Endodontics: The branch of dentistry concerned with the morphology, physiology and pathology of the human dental pulp and periradicular tissues. Its study and practice encompass the basic and clinical sciences including the biology of the normal pulp and the etiology, diagnosis, prevention and treatment of diseases and injuries of the pulp and associated periradicular conditions.
The scope of endodontics includes, but is not limited to, the differential diagnosis and treatment of oral pains of pulpal and/or periapical origin; vital pulp therapy such as pulp capping and pulpotomy; nonsurgical treatment of root canal systems with or without periradicular pathosis of pulpal origin, and the obturation of these root canal systems; selective surgical removal of pathological tissues resulting from pulpal pathosis; intentional replantation and replantation of avulsed teeth; surgical removal of tooth structure such as in root-end resection, bicuspidization, hemisection and root resection; root-end filling endodontic treatment implants; bleaching of discolored dentin and enamel (teeth); retreatment of teeth previously treated endodontically; and endodontic treatment procedures related to coronal restorations by means of post and/or cores involving the root canal space.
Endodontist: A dentist with two or more years of advanced training in the scope of endodontics who has received a certificate in endodontics from an advanced education program accredited by the ADA Commission on Dental Accreditation and who limits his or her practice to endodontics. (Dentists who limited their practice to endodontics prior to recognition of the specialty in 1963 are also recognised as endodontists.) The endodontic specialist is responsible for the advancement of endodontic knowledge through research, the transmission of information concerning the most recent advances in biologically acceptable procedures and materials, and the education of the public as to the importance of endodontics in keeping the dentition in a physiologically functional state for the maintenance of oral and systemic health.
Apical dental foramen: The main apical opening of the root canal.

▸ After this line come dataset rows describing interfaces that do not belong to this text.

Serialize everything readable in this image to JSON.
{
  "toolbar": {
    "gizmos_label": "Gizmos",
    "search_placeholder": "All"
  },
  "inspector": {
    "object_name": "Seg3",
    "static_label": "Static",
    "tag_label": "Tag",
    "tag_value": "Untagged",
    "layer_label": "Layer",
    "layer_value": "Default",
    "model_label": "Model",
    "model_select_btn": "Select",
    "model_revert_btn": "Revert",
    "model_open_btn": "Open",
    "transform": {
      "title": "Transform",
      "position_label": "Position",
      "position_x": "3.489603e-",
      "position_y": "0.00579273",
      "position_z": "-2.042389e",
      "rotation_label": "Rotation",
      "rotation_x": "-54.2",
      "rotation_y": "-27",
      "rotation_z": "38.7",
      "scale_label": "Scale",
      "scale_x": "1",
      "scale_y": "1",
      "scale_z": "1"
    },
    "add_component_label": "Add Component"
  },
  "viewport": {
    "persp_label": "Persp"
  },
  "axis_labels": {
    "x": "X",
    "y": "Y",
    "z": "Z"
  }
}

A natural opening or passage, especially into or through a bone; also describes openings in the root structure that communicate with the dental pulp and generally contain neural, vascular and connective elements.
Cementum: A mineralized tissue covering the roots of teeth that provides a medium for the attachment of the periodontal fibers that connect the tooth to the alveolar bone and gingival tissues; composed of approximately 45–50% inorganic substances and 50–55% organic material and water; softer than dentin; histologically differentiated as cellular and acellular.
Crown: The part of a tooth that is covered with enamel or an artificial substitute for that part.
Dental pulp: A richly vascularized and innervated specialized connective tissue of ectomesenchymal origin; contained in the central space of a tooth, surrounded by the dentin, with inductive, formative, nutritive, sensory and protective functions.
Dentin: A mineralized tissue that forms the bulk of the crown and root of the tooth, giving the root its characteristic form; surrounds coronal and radicular pulp, forming the walls of the pulp chamber and root canals; composed of approximately 67% inorganic, 20% organic and 13% water.
Enamel: A mineralized tissue that forms a protective covering of variable thickness over the entire surface of the crown of the tooth. The hardest tissue in the human body, enamel provides a resistant covering suitable for mastication. Its composition is approximately 96% inorganic and 4% organic substance and water.
Gingiva: The dense fibrous tissue and overlying mucous membrane, which envelop the alveolar processes of the upper and lower jaws and surrounds the necks of the teeth.
Neck: The slightly constricted part of a tooth between the crown and the root.
Root: The part of the tooth below the neck covered by cementum rather than enamel and attached by the periodontal ligament to the alveolar bone.